Traditional wingers: The casualty in the evolution of football
Back in the day, in the 90s, corded landline phones were a thing of luxury. If a family had them, they would be the glory of the home. Almost often, they would be placed in the hall or the TV room as a means to showcase the sophistication.
After the turn of the millennium, most families owned corded landline phones. With almost everyone having them, the phones lost their aristocracy status—that belonged to the Nokia 3310 now—but they were still the prominent means of communication even at that point of time.
As time passed, technological advances meant that the phones got smart and smarter—and cheaper—and more people started owning them. The portability of the cordless mobile phones made it the de facto mode of communication amongst people.
Corded landline phones were now hiding in silence in some corner of the home, rarely ever used. Indeed, at this point of time, a household may or may not have them, but are more than likely to have more than one mobile phone.
The corded landline phone is the traditional out-and-out winger in football.
The victims of tactical innovations
Back in the 90s and the early 2000s, the likes of Luis Figo, Ryan Giggs, Roberto Donadoni and David Beckham were leading acts in their teams. They were the last of the traditional star wingers, jinxing past their marker and putting in the perfect cross for the forward to score.
However, this breed is a dying one—and the ones that still exist, aren’t really requisite players of the system like the aforementioned players were.
In the old times, the 4-4-2 was the prominent formation in both defence and attack. Even though most teams right now use the same formation to maintain a steady defensive shape, it takes a completely different form whilst in attack.
The Champions League winner for the last two years, Real Madrid, for example, use the conventional 4-4-2 when without possession of the ball and switch to a 4-3-3 or 4-3-1-2 when in possession.
Juventus, the pioneers of the 3-man backline, also use a similar strategy where they momentarily shift to a 4-4-2 in defence before taking the general shape in attack.
The job of a modern winger is much more sophisticated than it was before. Two decades ago, the winger was supposed to support his full-back in defence and then support the striker in attack, mainly with crosses. His job was predominantly supporting, scoring was never really the concern.
However, with changes in the way football is played right now, with forwards that are much more specialised than before, the position that has seen the most evolvement is the winger’s.

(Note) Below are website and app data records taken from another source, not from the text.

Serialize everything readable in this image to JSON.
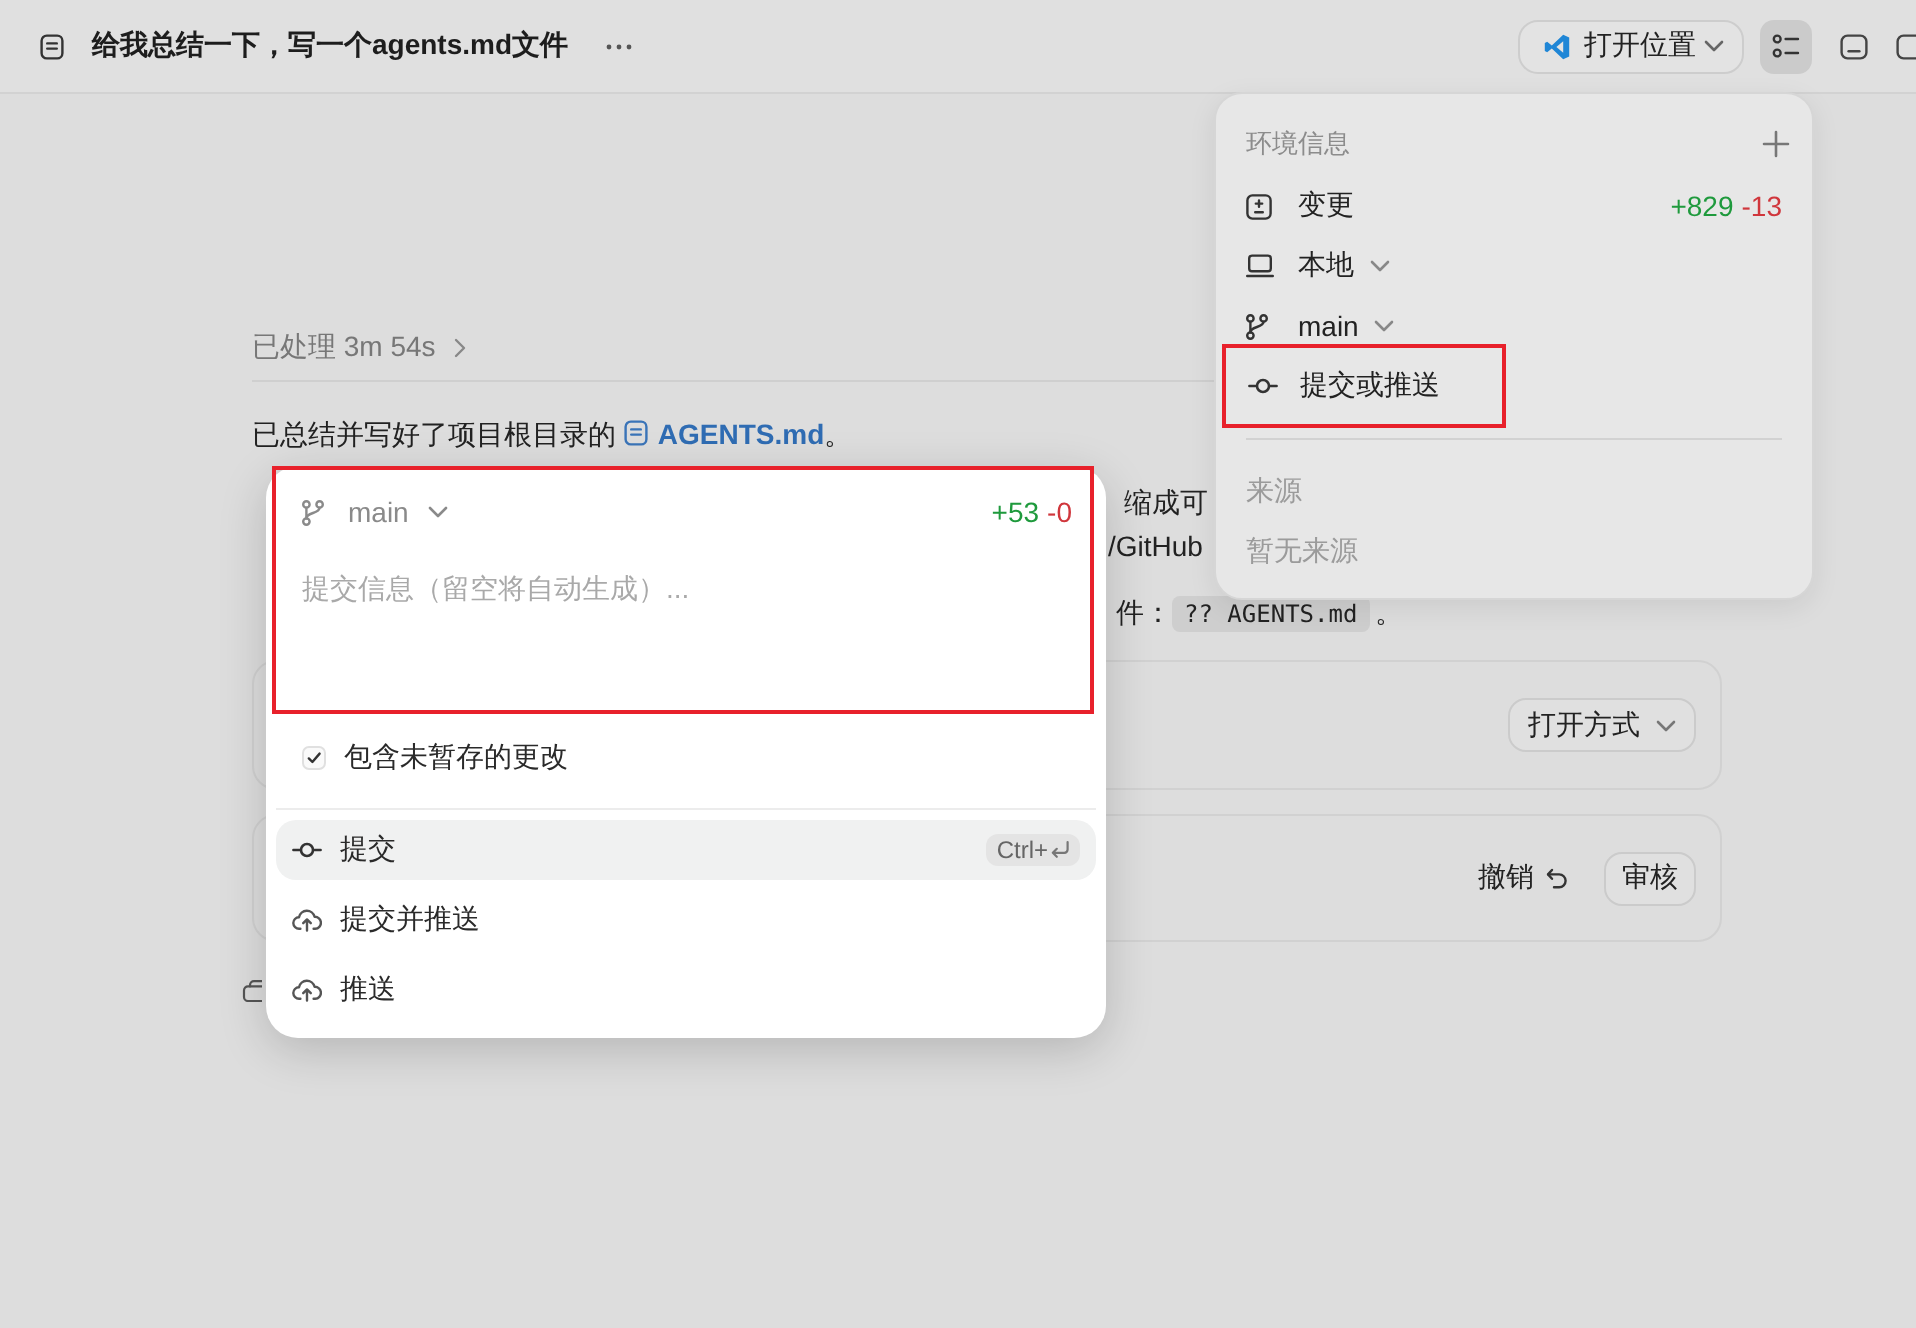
{
  "header": {
    "title": "给我总结一下，写一个agents.md文件",
    "open_button": "打开位置",
    "toolbar": [
      {
        "kind": "list",
        "selected": true
      },
      {
        "kind": "panel",
        "selected": false
      },
      {
        "kind": "window",
        "selected": false
      }
    ]
  },
  "thread": {
    "processed": "已处理 3m 54s",
    "summary": {
      "text": "已总结并写好了项目根目录的",
      "file": "AGENTS.md",
      "end": "。"
    },
    "paragraph_lines": [
      {
        "text": "缩成可"
      },
      {
        "text": "/GitHub"
      },
      {
        "text": "件：",
        "code": "?? AGENTS.md",
        "end": "。"
      }
    ],
    "cards": [
      {
        "kind": "open_with",
        "button": "打开方式"
      },
      {
        "kind": "review",
        "undo": "撤销",
        "button": "审核"
      }
    ]
  },
  "environment": {
    "title": "环境信息",
    "items": [
      {
        "kind": "changes",
        "label": "变更",
        "added": "+829",
        "removed": "-13",
        "dropdown": false,
        "highlighted": false
      },
      {
        "kind": "local",
        "label": "本地",
        "dropdown": true,
        "highlighted": false
      },
      {
        "kind": "branch",
        "label": "main",
        "dropdown": true,
        "highlighted": false
      },
      {
        "kind": "commit",
        "label": "提交或推送",
        "dropdown": false,
        "highlighted": true
      }
    ],
    "section": "来源",
    "empty": "暂无来源"
  },
  "commit": {
    "highlighted": true,
    "branch": "main",
    "added": "+53",
    "removed": "-0",
    "message": {
      "placeholder": "提交信息（留空将自动生成）..."
    },
    "include_unstaged": {
      "label": "包含未暂存的更改",
      "checked": true
    },
    "actions": [
      {
        "kind": "commit",
        "label": "提交",
        "selected": true,
        "shortcut": "Ctrl+"
      },
      {
        "kind": "commit_push",
        "label": "提交并推送",
        "selected": false
      },
      {
        "kind": "push",
        "label": "推送",
        "selected": false
      }
    ]
  }
}
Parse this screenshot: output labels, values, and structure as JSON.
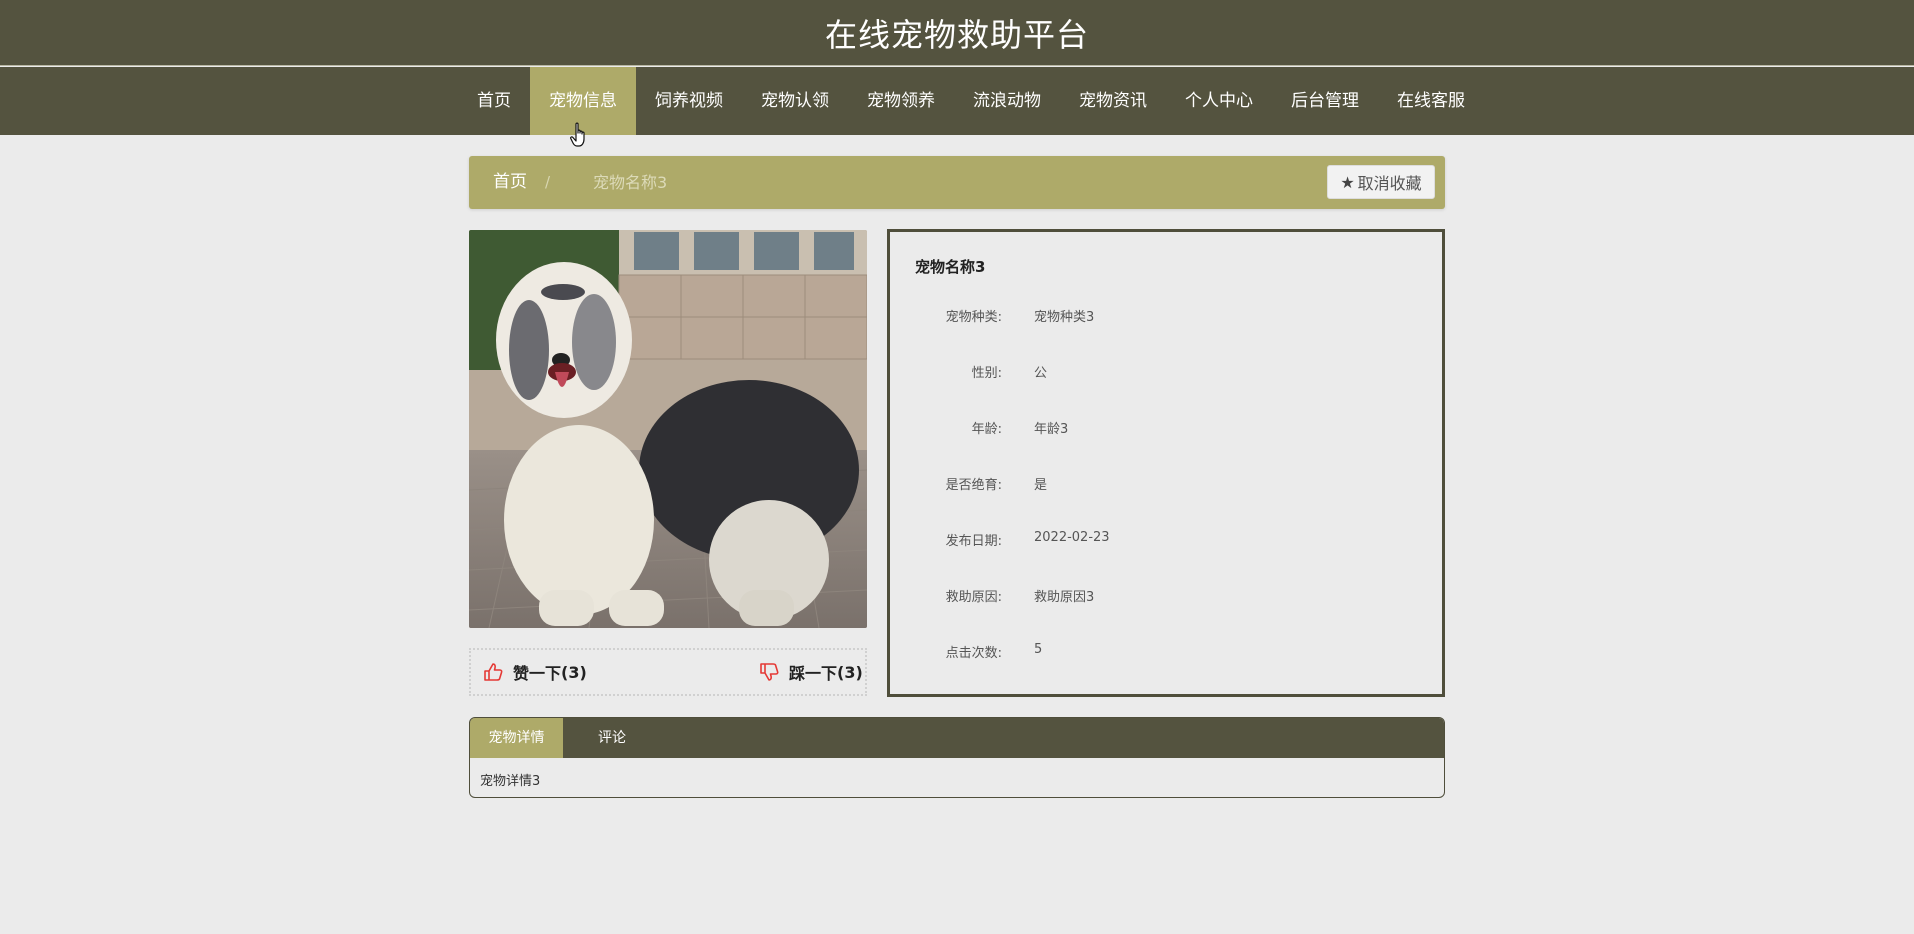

The archetype forward of those times was a tall aerially strong folk that could bully defenders within the box, someone like Alan Shearer. So the stratagem laid out for the wingers was simple: run past the opponent and play in the cross.
It’s not that they were always confined to doing this alone as they also played centrally at times, but providing width and crosses were the basic duties of the winger.
The forwards right now are more specialised than the all-round player that Shearer was. With the rise of tactical variances like using goalscorers on the wings and asking them to cut inside while the striker drops to become the trequartista , the traditional winger has become the ultimate casualty.
During the golden years of Barcelona, the trio of Thierry Henry, Lionel Messi and Samuel Eto’o combined to score over a 100 goals in their treble winning season. All of these players were specialised forwards taking up the front three spots. Had they played for three different teams, they would be the striker in each of them.
And now we have the MSN, Messi-Suarez-Neymar, another trio of players where two are essentially forwards shunted on the wings to maximise the scoring potential. Almost every club uses this strategy right now—and why wouldn’t they? It works.
The job of the winger in the tactical sense is to provide width to the system. Flirting with the touchline is basically the job description of a winger. However, with the rise of the attacking full-back, the job of providing width is no longer mandatory.
Full-backs these days are more wing-backs, they attack as much as they defend. The holding midfielder drops deep to push the centre-halves out and full-backs up above on the pitch. They are the width-providers, so using traditional wingers while having attacking full-backs is sort of redundant.
Hence, wingers are expected to be more involved centrally.
Football systems in the olden days were very basic. Defenders, including the full-backs, were only meant to defend. The central midfielders were expected to guard the defence while setting the tempo. The wingers were instructed to provide width and support both attack and defence while the forwards would score.
Now, with tactical innovations changing the way the game is played, the classic traditional winger no longer fits the bill. The rise of Gareth Bale gave birth to a hope that maybe, just maybe, the traditional winger will resurge in a much more stronger way, but his move to Real Madrid and subsequent change of positions killed those hopes.
There are a few players that play in the traditional wide midfielder, the likes of, say, Lucas Vazquez. But, as is the case with Vazquez, they are more of a super-sub to mix things up in the park than indispensable cogs in the system.
And that’s what they shall be for a considerable amount of time: the bit-part player.